After all that Pakistan did for the Taliban over the two decades they were fighting against the US-backed Afghan Republic, there was a legitimate expectation in Islamabad that this time around the Taliban would show much greater gratitude and accede to Pakistan’s wish-list on a range of issues.
Ever since the Taliban have re-established their Emirate in Kabul, there is not a single issue on Pakistan’s wish-list that has been ticked by the Taliban : Accepting Durand Line as Border? No; Expelling Baloch insurgents? No; Dismantling, degrading and destroying Tehrik-e-Taliban Pakistan (TTP)? No; Keeping India out? No; Inclusive government? No; Allowing education for girls and giving women rights? No!
Education of children, especially girls, is something that many developing countries are paying special attention to. This is in keeping with the international law obligation under Article 28 of the Convention on the Rights of the Child, 1989 (CRC), which requires States Parties to “Make primary education compulsory and available free to all”. The same Article also obliges States Parties to make secondary and higher education accessible to all.
Dear Mr. President,
Let’s not abandon Afghanistan again!
At the end of November 1998, three years before his trip to Europe, Commander Massoud, entrenched in northern Afghanistan, besieged on all sides by the Pakistan-backed Taliban, wrote me a long text.

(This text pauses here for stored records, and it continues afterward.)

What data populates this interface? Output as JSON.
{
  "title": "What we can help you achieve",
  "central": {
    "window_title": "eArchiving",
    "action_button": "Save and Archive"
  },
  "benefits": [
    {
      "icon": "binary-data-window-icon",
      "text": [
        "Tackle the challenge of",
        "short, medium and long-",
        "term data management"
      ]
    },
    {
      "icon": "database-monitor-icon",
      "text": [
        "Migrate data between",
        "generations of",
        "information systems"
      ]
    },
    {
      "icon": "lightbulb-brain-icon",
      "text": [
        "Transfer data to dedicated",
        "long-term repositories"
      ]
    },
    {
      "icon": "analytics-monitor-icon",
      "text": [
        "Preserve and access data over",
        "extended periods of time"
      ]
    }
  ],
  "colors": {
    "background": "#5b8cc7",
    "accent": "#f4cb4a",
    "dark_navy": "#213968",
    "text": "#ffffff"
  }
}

Five pages in which he explained the dramatic situation in his country, the yoke that women were under, the danger that the Taliban represented for the whole world, the threat of Al-Qaeda, the urgency of helping it. He also denounced Pakistan’s role in the war. All these accusations and warnings were repeated, almost word for word, in April 2001 before the European Parliament.
The whole world was stunned at the overwhelming images of Afghan civilians clinging, by dozens, to the cabins of American military planes, which were about to take off from Kabul airport, abandoning them to their sad fate under the Taliban cut back to power, twenty years after being driven out, in the aftermath of the attacks of September 11, 2001.
A tragic and unbearable distress which leaves no one indifferent. Almost nobody. Because, during this time, in the supposedly moderate Islamist circles, which advocate a “political Islam” known as “golden mean”, supposed to be the exact opposite of the obscurantist and medieval doctrine of the Taliban, some self-congratulate, in an obscene delight, of a “grandiose victory” falling under the “divine will”!